BESA Center Perspectives Papers are published through the generosity of the Greg Rosshandler Family

Roie Yellinek
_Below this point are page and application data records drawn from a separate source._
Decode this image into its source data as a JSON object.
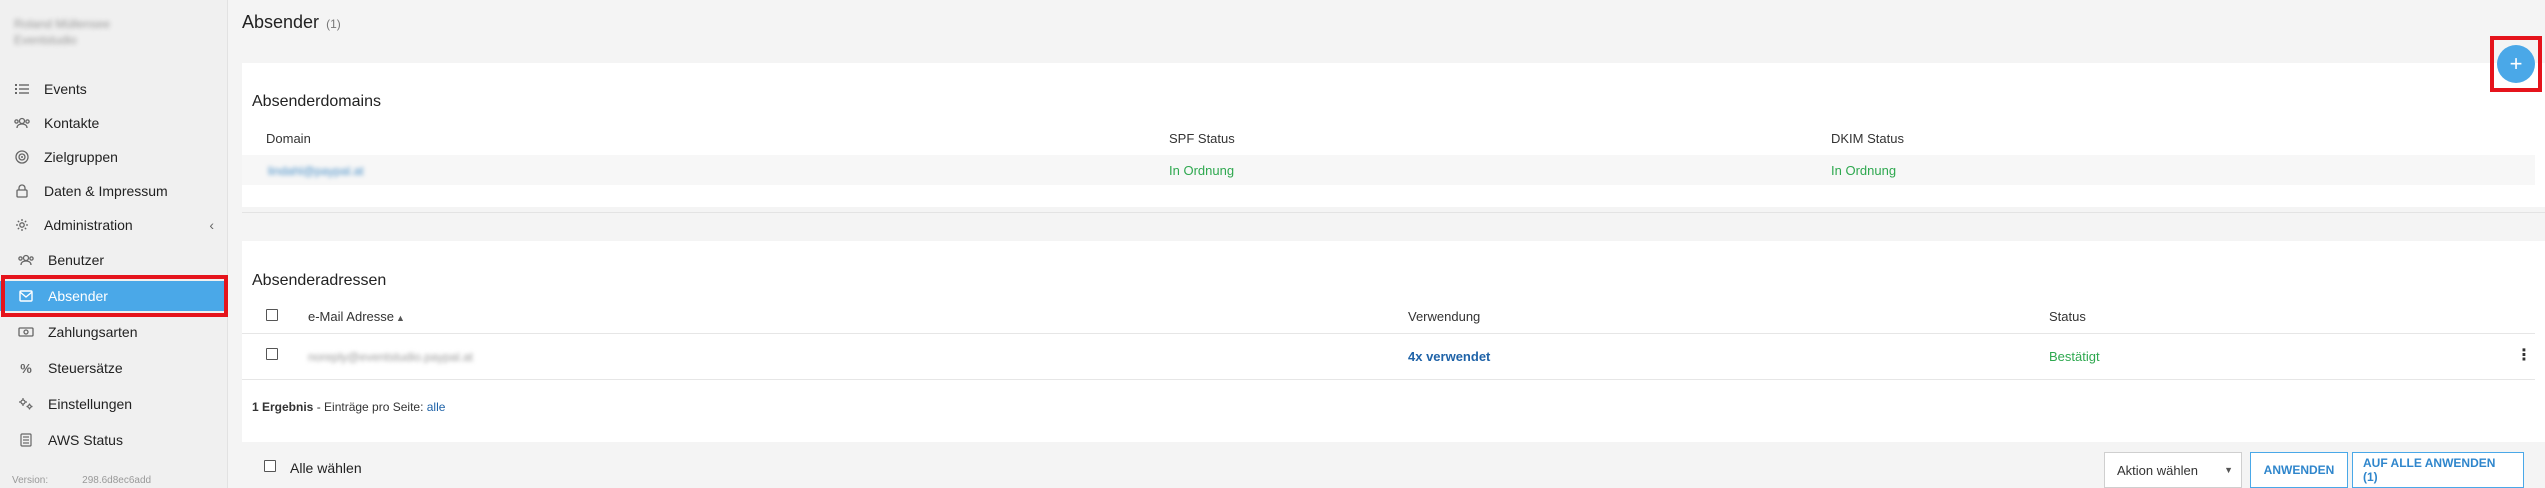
{
  "sidebar": {
    "org_line1": "Roland Müllensee",
    "org_line2": "Eventstudio",
    "items": [
      {
        "label": "Events",
        "icon": "list-icon"
      },
      {
        "label": "Kontakte",
        "icon": "contacts-icon"
      },
      {
        "label": "Zielgruppen",
        "icon": "target-icon"
      },
      {
        "label": "Daten & Impressum",
        "icon": "lock-icon"
      },
      {
        "label": "Administration",
        "icon": "gear-icon"
      }
    ],
    "subitems": [
      {
        "label": "Benutzer",
        "icon": "users-icon"
      },
      {
        "label": "Absender",
        "icon": "envelope-icon"
      },
      {
        "label": "Zahlungsarten",
        "icon": "money-icon"
      },
      {
        "label": "Steuersätze",
        "icon": "percent-icon"
      },
      {
        "label": "Einstellungen",
        "icon": "settings-icon"
      },
      {
        "label": "AWS Status",
        "icon": "server-icon"
      }
    ],
    "version_label": "Version:",
    "version_value": "298.6d8ec6add"
  },
  "page": {
    "title": "Absender",
    "count": "(1)"
  },
  "domains": {
    "title": "Absenderdomains",
    "headers": [
      "Domain",
      "SPF Status",
      "DKIM Status"
    ],
    "rows": [
      {
        "domain": "lindahl@paypal.at",
        "spf": "In Ordnung",
        "dkim": "In Ordnung"
      }
    ]
  },
  "addresses": {
    "title": "Absenderadressen",
    "headers": [
      "e-Mail Adresse",
      "Verwendung",
      "Status"
    ],
    "sort_indicator": "▲",
    "rows": [
      {
        "email": "noreply@eventstudio.paypal.at",
        "usage": "4x verwendet",
        "status": "Bestätigt"
      }
    ],
    "result_count": "1 Ergebnis",
    "result_text": " - Einträge pro Seite: ",
    "per_page": "alle"
  },
  "bottom": {
    "select_all": "Alle wählen",
    "action_select": "Aktion wählen",
    "apply": "ANWENDEN",
    "apply_all": "AUF ALLE ANWENDEN (1)"
  },
  "add_button": "+",
  "colors": {
    "accent": "#4aa8e8",
    "ok": "#2ea84f",
    "link": "#1f63a8",
    "highlight": "#e5141c"
  }
}
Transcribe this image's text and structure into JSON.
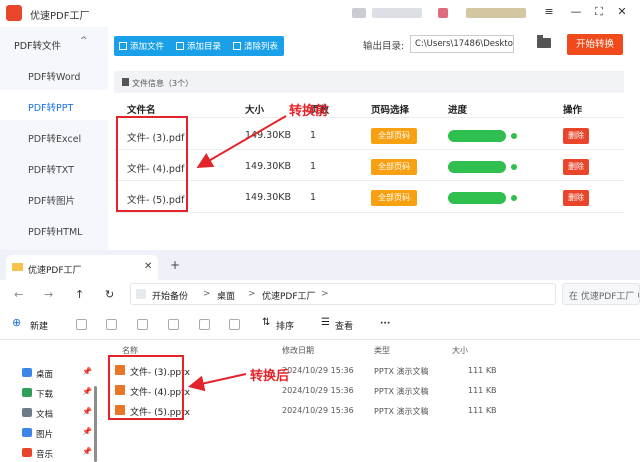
{
  "app": {
    "title": "优速PDF工厂",
    "window_controls": {
      "menu": "≡",
      "minimize": "—",
      "maximize": "⛶",
      "close": "✕"
    },
    "sidebar": {
      "group_label": "PDF转文件",
      "group_chevron": "^",
      "items": [
        {
          "label": "PDF转Word"
        },
        {
          "label": "PDF转PPT"
        },
        {
          "label": "PDF转Excel"
        },
        {
          "label": "PDF转TXT"
        },
        {
          "label": "PDF转图片"
        },
        {
          "label": "PDF转HTML"
        }
      ]
    },
    "toolbar": {
      "add_file": "添加文件",
      "add_folder": "添加目录",
      "clear_list": "清除列表"
    },
    "output": {
      "label": "输出目录:",
      "path": "C:\\Users\\17486\\Deskto"
    },
    "start_button": "开始转换",
    "panel": {
      "header": "文件信息（3个）"
    },
    "columns": [
      "文件名",
      "大小",
      "页数",
      "页码选择",
      "进度",
      "操作"
    ],
    "rows": [
      {
        "name": "文件- (3).pdf",
        "size": "149.30KB",
        "pages": "1",
        "page_select": "全部页码",
        "progress": 1.0,
        "action": "删除"
      },
      {
        "name": "文件- (4).pdf",
        "size": "149.30KB",
        "pages": "1",
        "page_select": "全部页码",
        "progress": 1.0,
        "action": "删除"
      },
      {
        "name": "文件- (5).pdf",
        "size": "149.30KB",
        "pages": "1",
        "page_select": "全部页码",
        "progress": 1.0,
        "action": "删除"
      }
    ]
  },
  "annotations": {
    "before": "转换前",
    "after": "转换后"
  },
  "explorer": {
    "tab_label": "优速PDF工厂",
    "tab_close": "✕",
    "new_tab": "+",
    "nav": {
      "back": "←",
      "forward": "→",
      "up": "↑",
      "refresh": "↻"
    },
    "breadcrumb": [
      "开始备份",
      "桌面",
      "优速PDF工厂"
    ],
    "crumb_sep": ">",
    "search_placeholder": "在 优速PDF工厂 中",
    "commands": {
      "new": "新建",
      "sort": "排序",
      "view": "查看",
      "more": "···"
    },
    "nav_items": [
      {
        "label": "桌面",
        "color": "#3d86e8"
      },
      {
        "label": "下载",
        "color": "#2f9e5b"
      },
      {
        "label": "文档",
        "color": "#6c7a8a"
      },
      {
        "label": "图片",
        "color": "#3d86e8"
      },
      {
        "label": "音乐",
        "color": "#e8452a"
      }
    ],
    "pin_glyph": "📌",
    "file_columns": [
      "名称",
      "修改日期",
      "类型",
      "大小"
    ],
    "files": [
      {
        "name": "文件- (3).pptx",
        "date": "2024/10/29 15:36",
        "type": "PPTX 演示文稿",
        "size": "111 KB"
      },
      {
        "name": "文件- (4).pptx",
        "date": "2024/10/29 15:36",
        "type": "PPTX 演示文稿",
        "size": "111 KB"
      },
      {
        "name": "文件- (5).pptx",
        "date": "2024/10/29 15:36",
        "type": "PPTX 演示文稿",
        "size": "111 KB"
      }
    ]
  },
  "colors": {
    "accent": "#1aa0e8",
    "start": "#f04a1b",
    "progress": "#2fbf4f",
    "badge": "#f6a012",
    "danger": "#e8452a",
    "annotation": "#e3242b"
  }
}
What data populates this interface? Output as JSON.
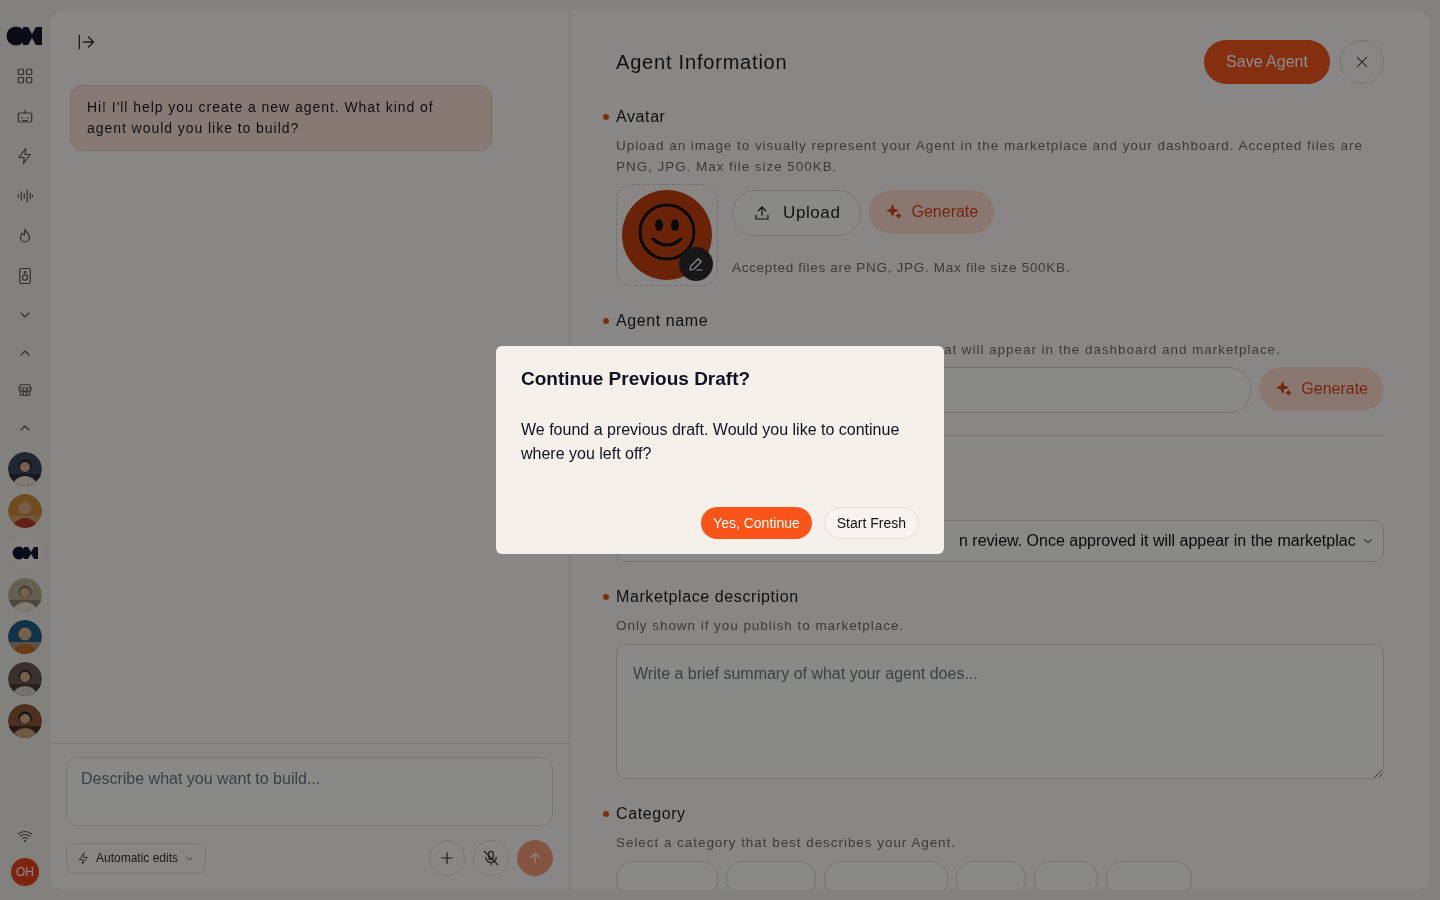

Roie Yellinek is a doctoral student in the department of Middle East studies at Bar-Ilan University, a fellow at the Kohelet Policy Forum, and a freelance journalist.